“What happened to the podcasts?” has been an increasingly common refrain in the TTAC mailbox. To which we reply, “it’s freaking summer!” Messrs. Farago and Niedermeyer have been too busy chasing across the country a supermodel in a Ferrari 308 GTS to do any podcasting over the last month or so. But now that the Wagon Queen Family Truckster is broken down, it’s time to get back to the grind. You think you hate it now, but wait ’til you drive it!
After a week-long hiatus, the TTAC daily podcast returns to action. We’re still waiting on a shiny new microphone for Mr. Farago to complete our audio makeover, but please let us know if we’re making progress on the audio-level issues that we’ve been hearing about. Meanwhile, enjoy.
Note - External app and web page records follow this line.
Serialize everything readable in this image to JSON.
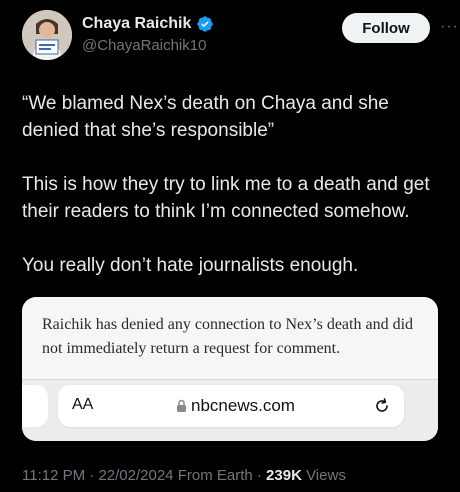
{
  "author": {
    "name": "Chaya Raichik",
    "handle": "@ChayaRaichik10",
    "verified": true,
    "follow_label": "Follow",
    "more_glyph": "···"
  },
  "tweet": {
    "paragraphs": [
      "“We blamed Nex’s death on Chaya and she denied that she’s responsible”",
      "This is how they try to link me to a death and get their readers to think I’m connected somehow.",
      "You really don’t hate journalists enough."
    ]
  },
  "screenshot_card": {
    "quote": "Raichik has denied any connection to Nex’s death and did not immediately return a request for comment.",
    "text_size_label": "AA",
    "url": "nbcnews.com"
  },
  "meta": {
    "time": "11:12 PM",
    "date": "22/02/2024",
    "source": "From Earth",
    "views_count": "239K",
    "views_label": "Views",
    "separator": "·"
  },
  "colors": {
    "background": "#000000",
    "text": "#e7e9ea",
    "muted": "#71767b",
    "verified": "#1d9bf0"
  }
}
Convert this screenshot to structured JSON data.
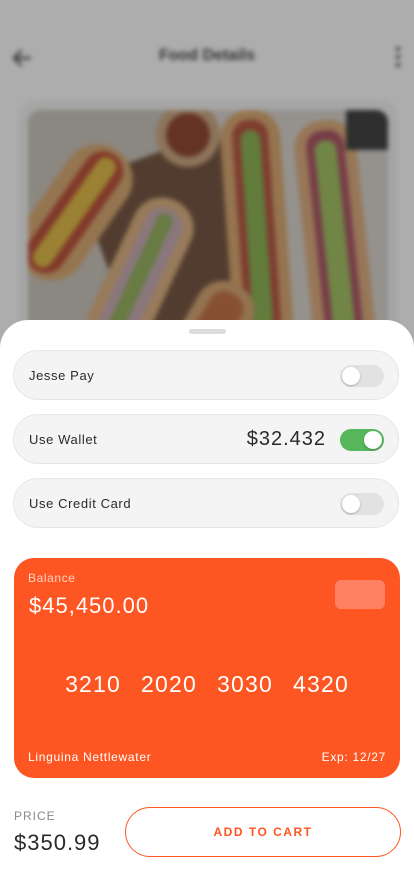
{
  "background": {
    "title": "Food Details",
    "back_icon": "arrow-left-icon",
    "more_icon": "more-vertical-icon"
  },
  "payment_options": [
    {
      "label": "Jesse Pay",
      "amount": "",
      "enabled": false
    },
    {
      "label": "Use Wallet",
      "amount": "$32.432",
      "enabled": true
    },
    {
      "label": "Use Credit Card",
      "amount": "",
      "enabled": false
    }
  ],
  "card": {
    "balance_label": "Balance",
    "balance": "$45,450.00",
    "number_groups": [
      "3210",
      "2020",
      "3030",
      "4320"
    ],
    "holder": "Linguina Nettlewater",
    "expiry": "Exp: 12/27"
  },
  "footer": {
    "price_label": "PRICE",
    "price": "$350.99",
    "add_to_cart_label": "ADD TO CART"
  },
  "colors": {
    "accent": "#fe5622",
    "toggle_on": "#58b75a",
    "toggle_off": "#e2e2e2"
  }
}
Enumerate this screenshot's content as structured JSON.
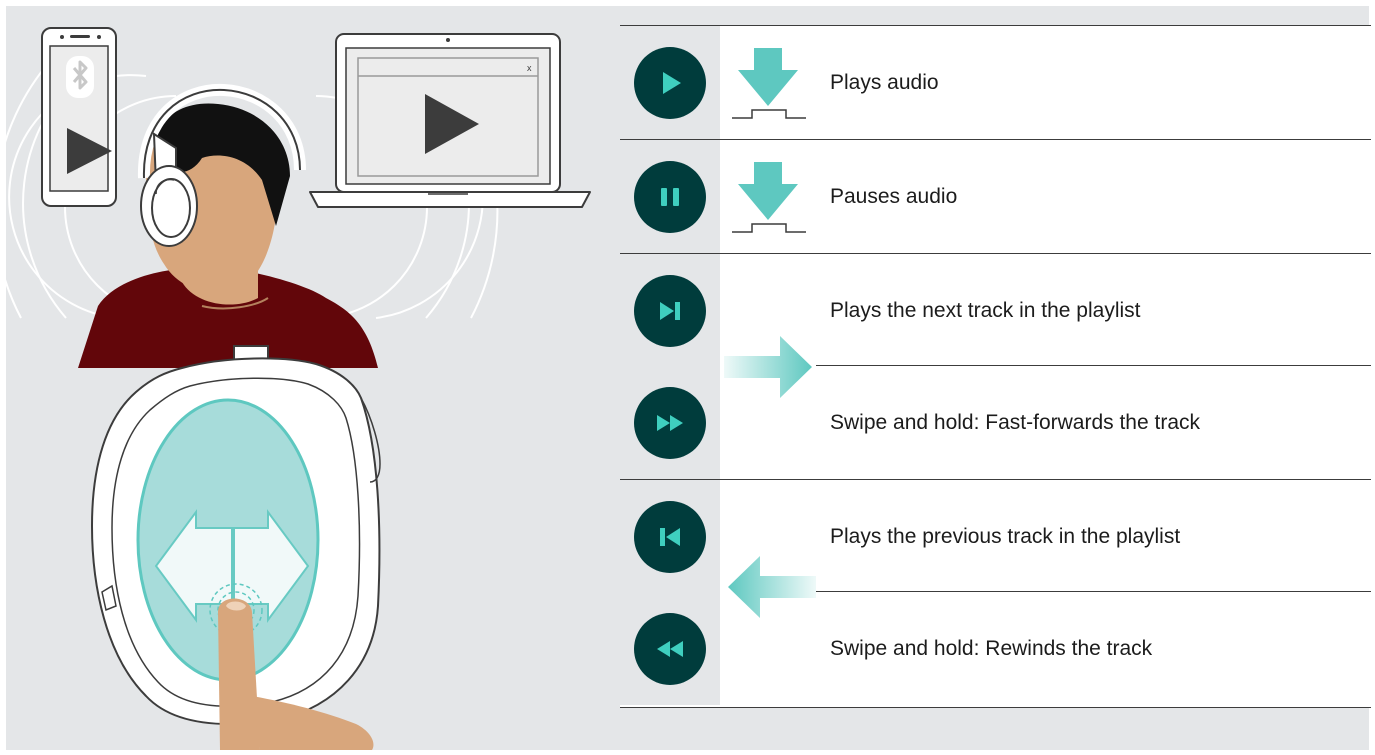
{
  "illustration": {
    "laptop_window_close": "x"
  },
  "colors": {
    "page_background": "#ffffff",
    "panel_background": "#e4e6e8",
    "button_background": "#003c3c",
    "button_icon": "#3fcfbf",
    "gesture_accent": "#5ec8c0",
    "touchpad": "#a7dcda",
    "shirt": "#62060a",
    "skin": "#d8a67c",
    "hair": "#111111"
  },
  "functions": [
    {
      "icon": "play-icon",
      "gesture": "tap",
      "label": "Plays audio"
    },
    {
      "icon": "pause-icon",
      "gesture": "tap",
      "label": "Pauses audio"
    },
    {
      "icon": "next-track-icon",
      "gesture": "swipe-right",
      "label": "Plays the next track in the playlist"
    },
    {
      "icon": "fast-forward-icon",
      "gesture": "swipe-right-hold",
      "label": "Swipe and hold: Fast-forwards the track"
    },
    {
      "icon": "previous-track-icon",
      "gesture": "swipe-left",
      "label": "Plays the previous track in the playlist"
    },
    {
      "icon": "rewind-icon",
      "gesture": "swipe-left-hold",
      "label": "Swipe and hold: Rewinds the track"
    }
  ]
}
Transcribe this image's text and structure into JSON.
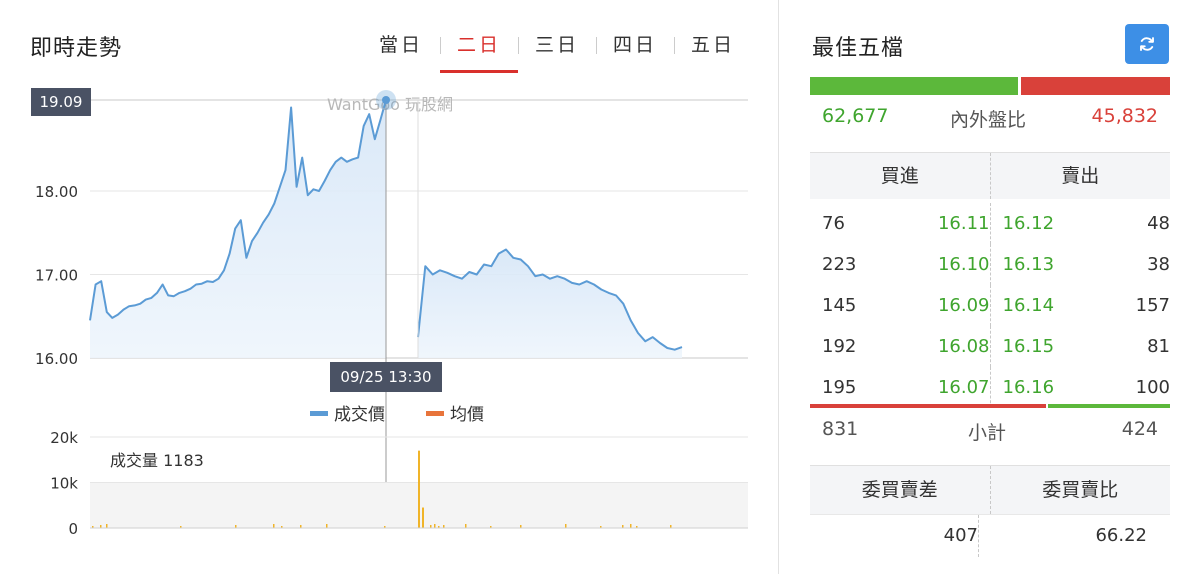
{
  "left": {
    "title": "即時走勢",
    "tabs": [
      {
        "label": "當日",
        "active": false
      },
      {
        "label": "二日",
        "active": true
      },
      {
        "label": "三日",
        "active": false
      },
      {
        "label": "四日",
        "active": false
      },
      {
        "label": "五日",
        "active": false
      }
    ]
  },
  "chart_data": [
    {
      "type": "line",
      "title": "",
      "watermark": "WantGoo 玩股網",
      "yticks": [
        "19.09",
        "18.00",
        "17.00",
        "16.00"
      ],
      "ylim": [
        16.0,
        19.09
      ],
      "grid": true,
      "legend": {
        "placement": "bottom-center",
        "entries": [
          {
            "name": "成交價",
            "color": "#5b9bd5"
          },
          {
            "name": "均價",
            "color": "#e8743b"
          }
        ]
      },
      "crosshair": {
        "price_label": "19.09",
        "time_label": "09/25 13:30"
      },
      "series": [
        {
          "name": "成交價",
          "color": "#5b9bd5",
          "day1": [
            16.45,
            16.88,
            16.92,
            16.55,
            16.48,
            16.52,
            16.58,
            16.62,
            16.63,
            16.65,
            16.7,
            16.72,
            16.78,
            16.88,
            16.75,
            16.74,
            16.78,
            16.8,
            16.83,
            16.88,
            16.89,
            16.92,
            16.91,
            16.95,
            17.05,
            17.25,
            17.55,
            17.65,
            17.2,
            17.4,
            17.5,
            17.62,
            17.72,
            17.85,
            18.05,
            18.25,
            19.0,
            18.05,
            18.4,
            17.95,
            18.02,
            18.0,
            18.12,
            18.25,
            18.35,
            18.4,
            18.35,
            18.38,
            18.4,
            18.78,
            18.92,
            18.62,
            18.85,
            19.09
          ],
          "day2": [
            16.25,
            17.1,
            17.0,
            17.05,
            17.02,
            16.98,
            16.95,
            17.03,
            17.0,
            17.12,
            17.1,
            17.25,
            17.3,
            17.2,
            17.18,
            17.1,
            16.98,
            17.0,
            16.95,
            16.98,
            16.95,
            16.9,
            16.88,
            16.92,
            16.88,
            16.82,
            16.78,
            16.75,
            16.65,
            16.45,
            16.3,
            16.2,
            16.25,
            16.18,
            16.12,
            16.1,
            16.13
          ]
        },
        {
          "name": "均價",
          "color": "#e8743b",
          "day1": [],
          "day2": []
        }
      ]
    },
    {
      "type": "bar",
      "label": "成交量 1183",
      "yticks": [
        "20k",
        "10k",
        "0"
      ],
      "ylim": [
        0,
        20000
      ],
      "color": "#f0b429",
      "highlights": [
        {
          "position": "day2-open",
          "value": 17000
        },
        {
          "position": "day2-second",
          "value": 4500
        }
      ]
    }
  ],
  "right": {
    "title": "最佳五檔",
    "refresh_icon": "refresh-icon",
    "inner_outer_label": "內外盤比",
    "inner_value": "62,677",
    "outer_value": "45,832",
    "inner_fraction": 0.578,
    "buy_header": "買進",
    "sell_header": "賣出",
    "book": [
      {
        "bid_vol": "76",
        "bid_price": "16.11",
        "ask_price": "16.12",
        "ask_vol": "48"
      },
      {
        "bid_vol": "223",
        "bid_price": "16.10",
        "ask_price": "16.13",
        "ask_vol": "38"
      },
      {
        "bid_vol": "145",
        "bid_price": "16.09",
        "ask_price": "16.14",
        "ask_vol": "157"
      },
      {
        "bid_vol": "192",
        "bid_price": "16.08",
        "ask_price": "16.15",
        "ask_vol": "81"
      },
      {
        "bid_vol": "195",
        "bid_price": "16.07",
        "ask_price": "16.16",
        "ask_vol": "100"
      }
    ],
    "subtotal_label": "小計",
    "subtotal_buy": "831",
    "subtotal_sell": "424",
    "committee_diff_label": "委買賣差",
    "committee_ratio_label": "委買賣比",
    "committee_diff": "407",
    "committee_ratio": "66.22"
  },
  "colors": {
    "accent_red": "#d9302c",
    "up_green": "#3fa52e",
    "refresh_blue": "#3d8fe6"
  }
}
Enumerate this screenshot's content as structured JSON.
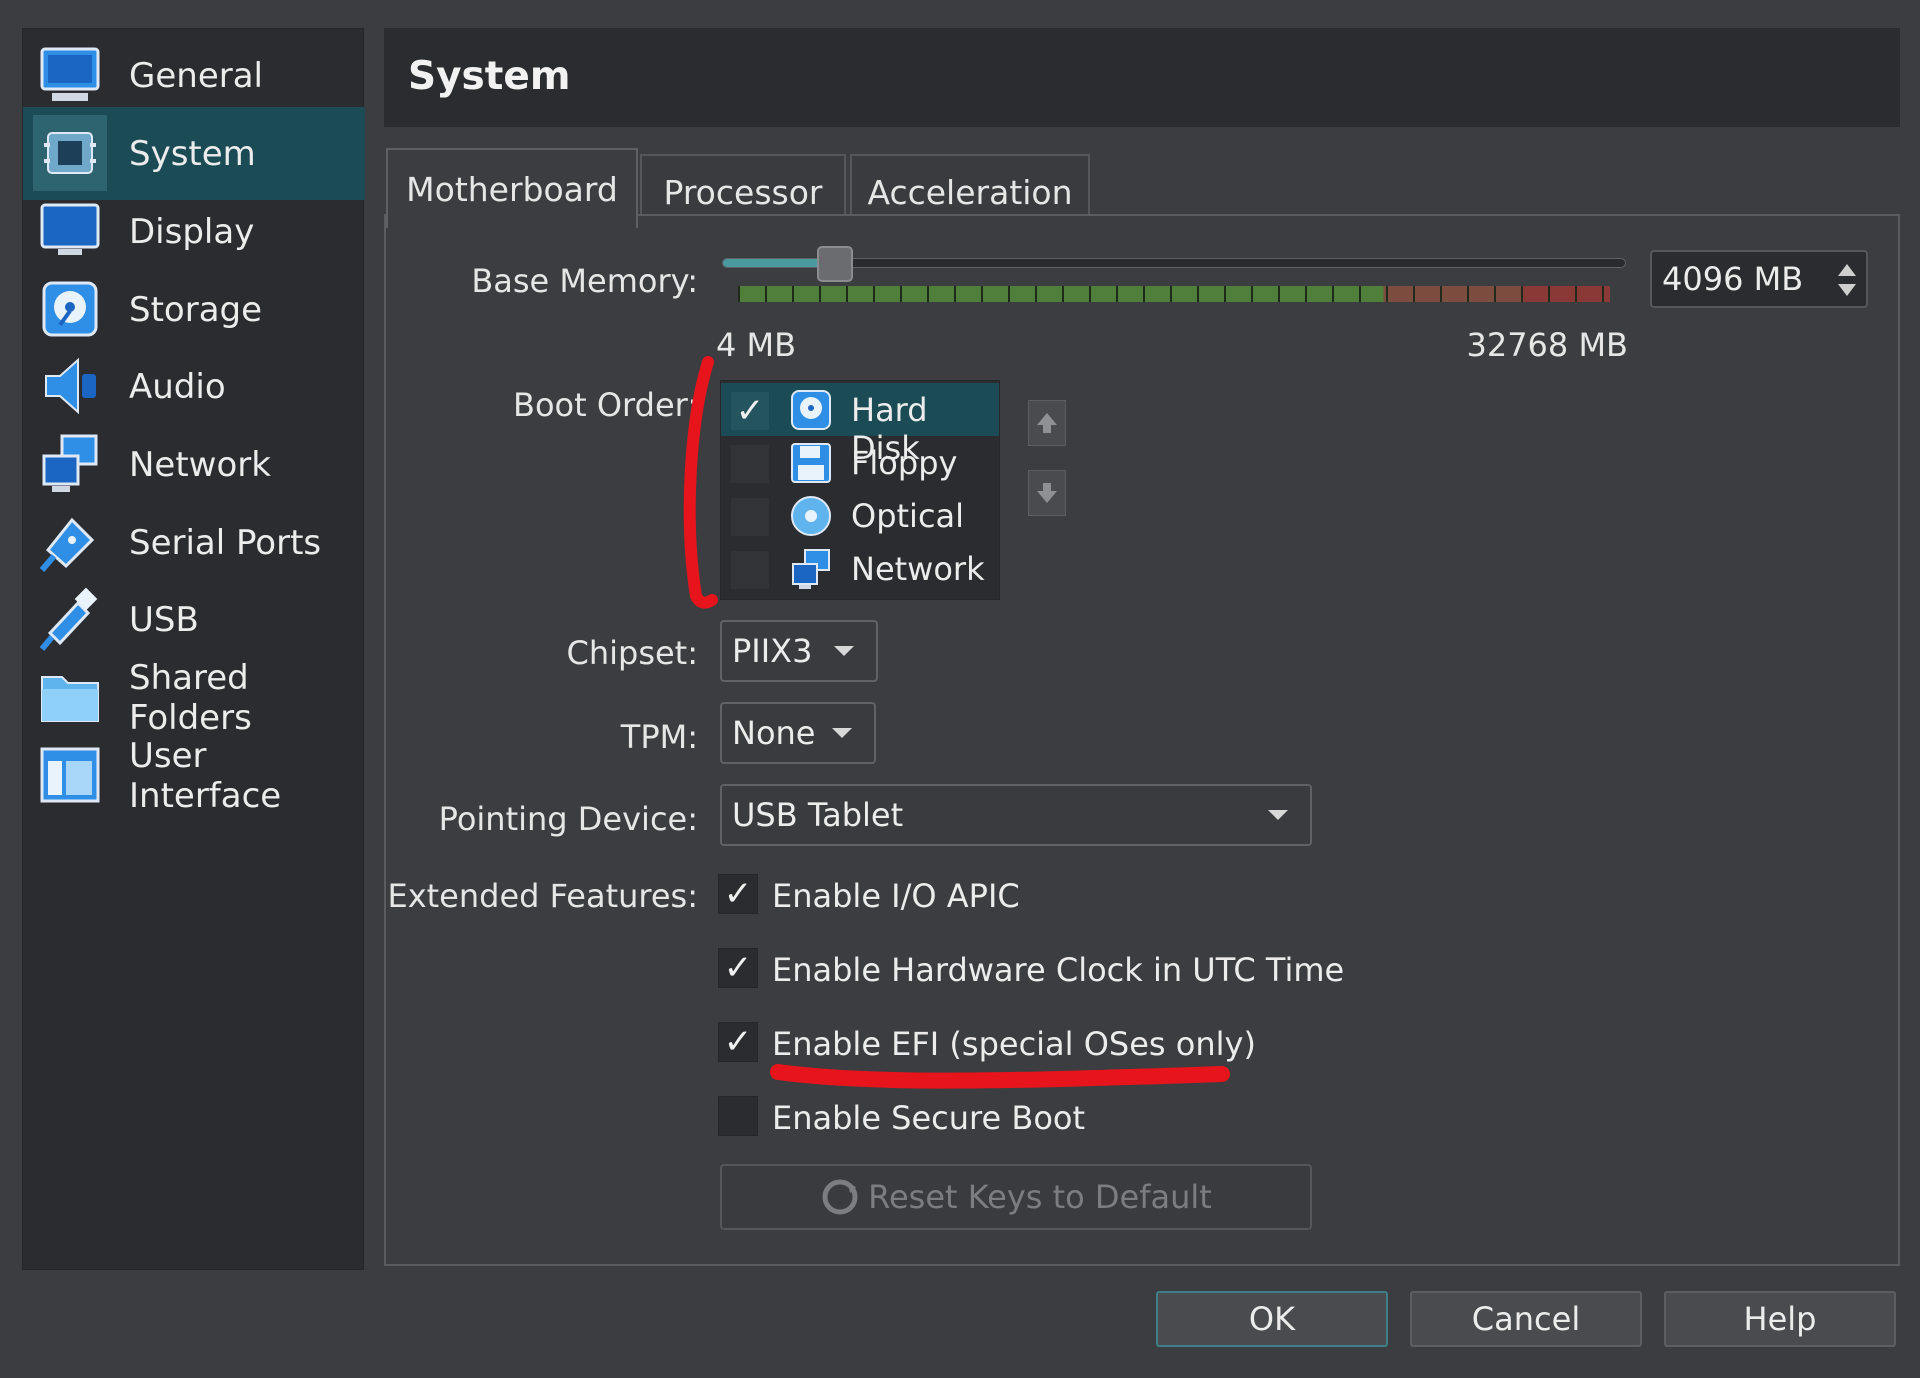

The second tranche of cash-for-clunker money could be approved as early as today, reports Automotive News [sub]. Not that there’s any suspense about how the vote will turn out. Whether it passes today or tomorrow, pass it will. The NHTSA’s program feels enough like a success to guarantee a re-up. And as psychologically motivated as markets are, sometimes feeling like a success is enough. But congress can’t be motivated by a mere uptick in overall dealer traffic alone. After all, our government is no longer a passive proponent of American industry as a whole: we’ve picked sides. And the teams we picked, namely GM and Chrysler, aren’t seeing any real benefit out of the CARS program. And remember, if the $3 billion worth of clunker culling doesn’t help our inept wards of the state, we’ll be looking at pouring at least that much directly into them. Again.
If the CARS program has proved anything, it’s that America loves a deal. Big surprise there. In fairness, it also proves that giving away a billion bucks takes more than 30 days of preparation. And that good news is always welcome, even if it isn’t exactly good news. In the short term, the “success” of CARS is almost certain to bring about a re-up in funding; Cash for Clunkers will probably keep rolling along. In the longer term, there are two major issues to worry about. First, is the pull-forward effect. Redlining the market with federal stimulus will probably only delay a sustained and sustainable recovery in car demand. The second issue is that when the economy starts showing signs of sustainable, organic recovery, taxes are most likely going to be increased thanks to short-term stimuli like C4C. As the second most expensive purchase in a consumer’s lifetime, cars are likely to be especially vulnerable to reductions in take-home income. Doubly so if demand has already been pulled forward by said stimulus. With Cash for Clunkers, we are once again mortgaging long-term market stability and recovery for an orgy of feel-good consumption. Let’s try to enjoy the buzz while it lasts.
Seriously? If Alfa and Fiat are going to be added to the Chrysler/Dodge/Jeep mix, something has got to give. And why not Chrysler? Maybe it’s just that every time I hear the word Chrysler, my immediate association is Sebring. Which is more than enough motivation for me to wish the brand dead. Perhaps the Chrysler name could live on as an umbrella brand (i.e., GM). As a vehicle brand though, Chrysler is toast. Or am I missing something?
Unlike the Subaru Outback, which doesn’t do anything for Legacy wagon fans, today’s TTAC podcast really does have something for everyone. And coincidentally, the ability to be all things to all people also happens to be the major challenge for mass market brands. Which is why Messrs. Farago and Niedermeyer agree that Ford should embrace its “built Ford tough” tagline, and use it to build the Ford brand across every segment. The line is well-established, it is associated with one of Ford’s most successful products, and, most importantly, it conveys a powerful but versatile brand image. In the past, we’ve wondered aloud about what exactly a Ford is supposed to be. Built Ford Tough could apply to a cheap Fiesta as much as it could to an upmarket Taurus. It’s an all-encompassing value that anyone, if not everyone, can relate to.
The list of CAFE violators (in PDF form) reads like a valet’s to-do list: Mercedes, Porsche, Ferrari, Maserati. These firms pay CAFE fines because, well, they can. CAFE fines are calculated by multiplying each tenth of a mile per gallon of average non-compliance by $5.50, then multiplying that dollar amount by the number of vehicles sold. As a result, luxury firms pay the highest fines when they try to go mass market: Merecedes paid about $30 million for 2007. But if CAFE is already weighted to let small companies off the hook, why are we hearing about new rules which seem to relax standards for firms selling fewer than 400k vehicles per term? Aren’t the regular loopholes enough?
As promised in today’s podcast, here’s a teaser image of the forthcoming Audi A8 (courtesy of Top Gear‘s blog).
No, we’re not talking about stalking women of a certain age. To my summer flu-addled mind, this Focus-based softroader should be on the US market already, cashing in on one of the few successful segments left here. We hear it’s going to be built in Kentucky, but when?